"We would go always go to spring training games (with the Montreal Expos) and turn our hotel room into a dark room, putting garbage bags all over the floor," said Brodeur, whose No. 30 will be retired by the New Jersey Devils in a ceremony Tuesday night.
"My brothers and sisters did that for our entire youth with our dad," Brodeur said. "Looking back, it takes a certain skill to be a sports photographer."
Youngsters in Jersey City will now learn some of those skills as part of a program announced Monday to honor the legendary goaltender's father.
The Denis Brodeur Sports Photography Program will give Henry Snyder High School students in Jersey City a sports photography class. The program is a partnership between the NHL, the New Jersey Devils, Getty Images, Panasonic and school and city officials. The program begins March 1.
Brodeur says his father, who died in 2013 at 82 years old, would be proud after making a great living through sports photography.
"I've lived my life through pictures," said Brodeur, who has been involved in a series of local activities surrounding the hoisting of his jersey Tuesday at the Prudential Center, including a clinic involving nearly 100 children and some of his former teammates.
"If you went back to my old house (in Montreal), you'd see all the different things my dad did on the walls. And you could see he was really good at it," he said.

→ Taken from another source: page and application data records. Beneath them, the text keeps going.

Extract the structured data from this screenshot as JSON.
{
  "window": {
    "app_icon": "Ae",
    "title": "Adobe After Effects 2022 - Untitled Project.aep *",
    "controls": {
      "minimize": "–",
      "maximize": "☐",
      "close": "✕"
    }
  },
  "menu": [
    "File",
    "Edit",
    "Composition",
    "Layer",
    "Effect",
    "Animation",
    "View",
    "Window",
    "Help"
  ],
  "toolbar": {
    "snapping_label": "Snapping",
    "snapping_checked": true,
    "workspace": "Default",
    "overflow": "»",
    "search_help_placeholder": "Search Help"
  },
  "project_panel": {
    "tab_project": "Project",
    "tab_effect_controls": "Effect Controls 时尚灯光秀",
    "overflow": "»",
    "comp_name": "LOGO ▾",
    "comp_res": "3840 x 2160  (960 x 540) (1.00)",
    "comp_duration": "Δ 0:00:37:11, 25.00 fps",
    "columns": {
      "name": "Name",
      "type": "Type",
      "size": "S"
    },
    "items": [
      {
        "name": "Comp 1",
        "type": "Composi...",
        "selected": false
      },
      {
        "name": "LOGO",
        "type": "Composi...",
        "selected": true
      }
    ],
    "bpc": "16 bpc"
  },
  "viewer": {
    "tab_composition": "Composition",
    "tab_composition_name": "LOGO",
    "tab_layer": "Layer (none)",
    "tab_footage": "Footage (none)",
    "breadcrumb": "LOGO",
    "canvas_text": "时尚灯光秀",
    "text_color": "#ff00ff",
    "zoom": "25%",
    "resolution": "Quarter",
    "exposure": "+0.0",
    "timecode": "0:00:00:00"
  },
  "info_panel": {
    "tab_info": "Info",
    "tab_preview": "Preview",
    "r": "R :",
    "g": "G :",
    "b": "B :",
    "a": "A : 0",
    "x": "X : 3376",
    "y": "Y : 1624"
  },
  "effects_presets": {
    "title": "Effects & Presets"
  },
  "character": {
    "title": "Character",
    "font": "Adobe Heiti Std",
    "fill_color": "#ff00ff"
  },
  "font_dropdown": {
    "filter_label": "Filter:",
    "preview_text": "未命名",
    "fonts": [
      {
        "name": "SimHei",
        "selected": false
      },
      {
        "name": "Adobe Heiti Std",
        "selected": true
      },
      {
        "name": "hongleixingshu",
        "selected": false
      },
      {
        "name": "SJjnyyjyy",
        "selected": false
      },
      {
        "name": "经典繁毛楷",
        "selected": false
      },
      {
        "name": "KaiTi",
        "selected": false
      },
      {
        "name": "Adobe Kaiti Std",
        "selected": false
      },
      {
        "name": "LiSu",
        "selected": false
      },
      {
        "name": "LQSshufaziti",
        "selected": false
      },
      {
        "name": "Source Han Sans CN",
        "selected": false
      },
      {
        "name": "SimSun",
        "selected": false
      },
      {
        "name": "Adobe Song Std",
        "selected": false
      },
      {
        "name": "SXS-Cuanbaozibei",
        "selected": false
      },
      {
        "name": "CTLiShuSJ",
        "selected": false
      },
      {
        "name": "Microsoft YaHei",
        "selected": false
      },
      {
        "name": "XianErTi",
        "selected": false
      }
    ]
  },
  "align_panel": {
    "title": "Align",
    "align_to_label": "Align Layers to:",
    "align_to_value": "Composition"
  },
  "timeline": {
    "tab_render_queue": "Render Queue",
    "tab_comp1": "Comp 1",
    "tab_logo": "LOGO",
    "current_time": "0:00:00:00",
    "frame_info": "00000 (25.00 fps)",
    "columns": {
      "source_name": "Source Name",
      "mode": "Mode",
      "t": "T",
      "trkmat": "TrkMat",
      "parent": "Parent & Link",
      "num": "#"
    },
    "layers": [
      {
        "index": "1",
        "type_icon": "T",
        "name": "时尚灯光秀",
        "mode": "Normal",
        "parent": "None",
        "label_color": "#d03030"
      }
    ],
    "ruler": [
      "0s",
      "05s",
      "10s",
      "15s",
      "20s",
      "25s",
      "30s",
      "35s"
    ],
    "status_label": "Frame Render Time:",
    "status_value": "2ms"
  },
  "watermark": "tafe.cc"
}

The idea for the program came during a meeting between Devils president Hugh Weber and Jersey City Mayor Steven Fulop 18 months ago. The Devils and Jersey City officials also announced an expansion of the city's Jersey City Capitals youth hockey program.
"It's important for our kids to experience sports at another level," said Snyder principal Yvonne Waller. "It's a chance for them to see sports in an entirely new light and give them a different understanding in sports."
Panasonic will donate at least five cameras with still photography and video capabilities. The students will learn from several photographers, including Denis Brodeur's friend Bruce Bennett. The students will go to different sporting events, including Devils games, to shoot pictures that will eventually grace the walls of the Prudential Center.
"It's huge to be able to inspire the young people of Jersey City," Fulop said. "This program will shape these young people's lives for a long time. It's a great opportunity outside of school."
When Brodeur's No. 30 is raised Tuesday night, the goaltender will join Ken Daneyko, Scott Stevens and Scott Neidermayer as the only players to have their numbers retired by the club.
"The Devils have done a great job with this jersey celebration," Brodeur said ahead of a statue unveiling Monday night. "In fact, they're taking it to another level."
Brodeur played 20 seasons with the Devils, leading the team to the Stanley Cup championship three times (1995, 2000 and 2003). Brodeur is the NHL's all-time leader with 691 wins, 1,266 games played and 125 shutouts. He is currently the assistant general manager of the St. Louis Blues.